- _Problem details_: Once you find a line containing the word "influence" in the entries below, copy it.

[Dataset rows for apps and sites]
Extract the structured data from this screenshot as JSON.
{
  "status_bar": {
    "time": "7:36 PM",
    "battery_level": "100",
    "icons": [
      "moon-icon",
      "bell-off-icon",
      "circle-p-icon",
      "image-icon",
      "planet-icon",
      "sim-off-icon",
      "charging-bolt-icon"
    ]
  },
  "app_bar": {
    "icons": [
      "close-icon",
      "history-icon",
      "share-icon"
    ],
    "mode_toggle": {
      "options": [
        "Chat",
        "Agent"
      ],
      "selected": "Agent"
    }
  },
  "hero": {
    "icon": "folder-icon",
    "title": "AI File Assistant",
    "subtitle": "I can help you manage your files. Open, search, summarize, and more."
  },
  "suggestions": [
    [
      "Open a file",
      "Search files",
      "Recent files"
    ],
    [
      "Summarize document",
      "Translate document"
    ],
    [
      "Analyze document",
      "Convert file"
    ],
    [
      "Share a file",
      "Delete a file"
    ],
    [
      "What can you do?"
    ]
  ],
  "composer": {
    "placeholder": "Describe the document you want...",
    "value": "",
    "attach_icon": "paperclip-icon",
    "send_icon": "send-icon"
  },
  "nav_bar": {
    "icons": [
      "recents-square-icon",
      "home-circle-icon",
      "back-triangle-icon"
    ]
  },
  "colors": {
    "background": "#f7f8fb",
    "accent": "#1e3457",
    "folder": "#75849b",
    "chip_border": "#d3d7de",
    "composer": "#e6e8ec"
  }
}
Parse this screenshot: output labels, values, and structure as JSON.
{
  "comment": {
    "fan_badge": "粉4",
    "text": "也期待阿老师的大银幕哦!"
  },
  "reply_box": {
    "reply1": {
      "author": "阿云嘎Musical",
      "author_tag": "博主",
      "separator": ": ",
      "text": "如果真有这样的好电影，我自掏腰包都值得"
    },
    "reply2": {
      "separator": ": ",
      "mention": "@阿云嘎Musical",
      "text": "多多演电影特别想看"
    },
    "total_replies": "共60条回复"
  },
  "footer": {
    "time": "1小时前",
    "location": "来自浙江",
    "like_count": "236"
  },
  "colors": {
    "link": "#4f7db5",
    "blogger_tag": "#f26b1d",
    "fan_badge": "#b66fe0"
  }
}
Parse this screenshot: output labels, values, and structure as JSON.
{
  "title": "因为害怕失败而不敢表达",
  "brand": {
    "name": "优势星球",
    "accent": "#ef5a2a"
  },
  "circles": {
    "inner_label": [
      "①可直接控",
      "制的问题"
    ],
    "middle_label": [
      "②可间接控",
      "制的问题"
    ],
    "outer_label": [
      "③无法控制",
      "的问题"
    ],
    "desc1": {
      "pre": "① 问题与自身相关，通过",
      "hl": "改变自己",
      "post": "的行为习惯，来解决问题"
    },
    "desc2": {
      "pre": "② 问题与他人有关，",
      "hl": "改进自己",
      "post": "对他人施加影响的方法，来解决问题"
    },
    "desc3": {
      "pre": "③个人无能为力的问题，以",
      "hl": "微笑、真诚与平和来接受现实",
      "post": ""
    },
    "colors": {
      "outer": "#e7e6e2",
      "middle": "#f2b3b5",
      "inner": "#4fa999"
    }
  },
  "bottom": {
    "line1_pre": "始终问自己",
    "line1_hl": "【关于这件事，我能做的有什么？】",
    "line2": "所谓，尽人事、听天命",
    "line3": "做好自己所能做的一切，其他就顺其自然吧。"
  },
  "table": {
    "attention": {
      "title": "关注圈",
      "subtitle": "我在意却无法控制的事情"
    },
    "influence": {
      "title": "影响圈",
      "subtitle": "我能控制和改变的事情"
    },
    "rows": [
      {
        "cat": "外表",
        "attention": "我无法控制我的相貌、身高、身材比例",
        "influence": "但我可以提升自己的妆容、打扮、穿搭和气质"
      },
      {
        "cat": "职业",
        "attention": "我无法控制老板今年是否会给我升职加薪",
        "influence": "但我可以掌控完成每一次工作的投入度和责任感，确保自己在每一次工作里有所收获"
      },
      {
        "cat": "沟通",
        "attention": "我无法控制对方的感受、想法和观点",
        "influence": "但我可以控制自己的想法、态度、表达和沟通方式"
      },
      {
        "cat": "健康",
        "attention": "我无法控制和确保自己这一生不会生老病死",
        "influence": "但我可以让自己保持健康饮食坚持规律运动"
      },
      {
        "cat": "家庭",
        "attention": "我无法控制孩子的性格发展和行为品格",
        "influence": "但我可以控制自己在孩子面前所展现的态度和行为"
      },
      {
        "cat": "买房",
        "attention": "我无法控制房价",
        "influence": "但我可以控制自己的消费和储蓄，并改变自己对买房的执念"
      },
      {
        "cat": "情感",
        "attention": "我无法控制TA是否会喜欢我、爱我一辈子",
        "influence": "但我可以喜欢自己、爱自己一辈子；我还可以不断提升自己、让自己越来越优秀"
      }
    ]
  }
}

- _Task result_:
    "influence": {
        "influence": "但我可以提升自己的妆容、打扮、穿搭和气质"
        "influence": "但我可以掌控完成每一次工作的投入度和责任感，确保自己在每一次工作里有所收获"
        "influence": "但我可以控制自己的想法、态度、表达和沟通方式"
        "influence": "但我可以让自己保持健康饮食坚持规律运动"
        "influence": "但我可以控制自己在孩子面前所展现的态度和行为"
        "influence": "但我可以控制自己的消费和储蓄，并改变自己对买房的执念"
        "influence": "但我可以喜欢自己、爱自己一辈子；我还可以不断提升自己、让自己越来越优秀"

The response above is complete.